Within hours, a YouTube page few had seen received more than 1.2 million hits. Protests began the next day in Cairo and in Libya the day after. You know the rest. It's a scene repeatedly replayed since 1979 Iran: enraged young men partaking in all manner of protest, often not even knowing what they're protesting, but always blaming the West.
Even an oblivious amateur knows it takes little to stir that pot. Surely Sadek, whose anti-Islam campaigning led to the revocation of his Egyptian citizenship this year, knows better what buttons to push. So too, perhaps, do his cohorts, Sam Bacile, aka Nakoula Basseley Nakoula, the film's apparent director, and another Southern Californian, Steve Klein, a virulent anti-Islamist and self-identified "consultant" to the film, tasked with promoting it domestically.
An elephant in this room is ethnocentric hubris. Though we routinely rail against our own nanny-state government, Americans struggle to understand why other cultures don't adopt our way of life. Muslims believe depictions of their prophet are an extreme offense against their rights and can't understand why Westerners don't respect this religious principle. Each hubristically frames the other's culture through its own values.
Between our passion for free speech and their passion for religious worship, where is the line crossed, and who is crossing it? Insisting they do things "our way" is unrealistic. Who gets to say whose nationalism is better for whom? Or do we not respect freedom enough to accept the difference?
The Internet's global reach not only makes this clash between two different realities more frequent; it no longer requires the agencies of government to coordinate them. Triggering an incident is as simple as a mouse click, with the proverbial horse out the barn door before slow-witted governments can react.
Knowing what little provocation it takes to trigger uprisings in the Mideast, how morally responsible is it for random Americans to purposely cattle-prod a people whose reaction is almost certainly going to be angry, violent and, as we've seen, murderous? Are they legally responsible?

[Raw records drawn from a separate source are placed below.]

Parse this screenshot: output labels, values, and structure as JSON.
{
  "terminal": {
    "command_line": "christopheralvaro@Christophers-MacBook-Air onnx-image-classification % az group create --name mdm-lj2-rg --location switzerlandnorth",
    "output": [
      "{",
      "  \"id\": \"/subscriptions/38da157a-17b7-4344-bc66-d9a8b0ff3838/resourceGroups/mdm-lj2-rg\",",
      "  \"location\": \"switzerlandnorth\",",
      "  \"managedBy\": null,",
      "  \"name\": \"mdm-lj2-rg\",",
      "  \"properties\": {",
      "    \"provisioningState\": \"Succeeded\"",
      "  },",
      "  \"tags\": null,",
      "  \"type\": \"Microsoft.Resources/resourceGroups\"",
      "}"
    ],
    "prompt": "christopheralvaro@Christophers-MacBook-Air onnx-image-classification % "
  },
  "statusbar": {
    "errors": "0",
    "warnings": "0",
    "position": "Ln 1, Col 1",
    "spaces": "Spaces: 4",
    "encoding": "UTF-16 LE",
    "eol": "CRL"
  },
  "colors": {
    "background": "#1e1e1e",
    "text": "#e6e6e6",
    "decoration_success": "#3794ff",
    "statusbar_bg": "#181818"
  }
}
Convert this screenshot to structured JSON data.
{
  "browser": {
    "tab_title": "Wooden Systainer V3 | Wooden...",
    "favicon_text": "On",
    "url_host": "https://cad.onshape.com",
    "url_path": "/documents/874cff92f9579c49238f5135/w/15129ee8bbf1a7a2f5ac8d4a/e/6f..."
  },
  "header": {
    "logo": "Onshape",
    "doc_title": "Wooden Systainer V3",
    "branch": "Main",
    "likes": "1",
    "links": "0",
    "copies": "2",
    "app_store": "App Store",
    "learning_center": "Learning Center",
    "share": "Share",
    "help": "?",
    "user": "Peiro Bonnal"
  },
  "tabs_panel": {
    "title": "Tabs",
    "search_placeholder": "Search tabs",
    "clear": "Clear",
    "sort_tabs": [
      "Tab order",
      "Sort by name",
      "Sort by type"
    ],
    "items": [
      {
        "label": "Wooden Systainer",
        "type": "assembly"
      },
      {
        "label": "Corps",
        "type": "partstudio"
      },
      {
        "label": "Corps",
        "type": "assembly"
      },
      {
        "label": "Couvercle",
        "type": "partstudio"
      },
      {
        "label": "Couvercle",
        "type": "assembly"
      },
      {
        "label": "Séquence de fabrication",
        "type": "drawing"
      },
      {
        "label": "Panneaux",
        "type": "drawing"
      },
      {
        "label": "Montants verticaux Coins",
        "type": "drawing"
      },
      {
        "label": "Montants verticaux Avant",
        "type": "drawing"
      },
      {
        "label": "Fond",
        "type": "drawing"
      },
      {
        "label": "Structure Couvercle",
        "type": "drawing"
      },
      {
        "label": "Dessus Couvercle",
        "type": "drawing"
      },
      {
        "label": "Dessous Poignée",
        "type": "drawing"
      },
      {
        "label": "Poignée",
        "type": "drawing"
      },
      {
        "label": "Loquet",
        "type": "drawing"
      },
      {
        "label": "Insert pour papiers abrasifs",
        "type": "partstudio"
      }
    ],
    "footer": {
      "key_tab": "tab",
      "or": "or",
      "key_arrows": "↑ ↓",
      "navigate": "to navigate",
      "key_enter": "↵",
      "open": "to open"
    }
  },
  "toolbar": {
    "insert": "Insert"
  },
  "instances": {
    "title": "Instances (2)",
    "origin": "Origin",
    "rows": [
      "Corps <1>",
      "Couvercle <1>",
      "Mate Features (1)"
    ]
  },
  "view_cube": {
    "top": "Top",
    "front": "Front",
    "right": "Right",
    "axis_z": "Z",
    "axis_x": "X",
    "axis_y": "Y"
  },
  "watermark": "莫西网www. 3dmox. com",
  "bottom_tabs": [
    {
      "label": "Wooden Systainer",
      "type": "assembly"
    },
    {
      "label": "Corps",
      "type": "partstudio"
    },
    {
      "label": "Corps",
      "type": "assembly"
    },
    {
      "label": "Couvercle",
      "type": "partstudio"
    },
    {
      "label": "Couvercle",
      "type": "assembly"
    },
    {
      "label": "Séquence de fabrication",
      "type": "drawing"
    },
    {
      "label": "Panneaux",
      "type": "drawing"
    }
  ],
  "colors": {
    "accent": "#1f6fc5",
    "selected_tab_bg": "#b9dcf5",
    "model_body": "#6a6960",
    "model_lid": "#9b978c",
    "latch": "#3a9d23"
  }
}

It might be a valuable exercise for American scholars and justices to debate whether the video and its backers violated the limits on free speech our courts have imposed. Many Americans would bristle at such a suggestion, but in a rapidly changing world, old paradigms under which we once operated are buckling in ways we never expected.
We don't just live in America anymore; we live on an increasingly interconnected planet. Taking offense to that daunting reality rather than taking interest might do more to weaken our global status than strengthen it, perhaps even prompt the demise of the great American experiment rather than maintain it. If we choose to be too cavalier or too offended, do we do so at our own peril?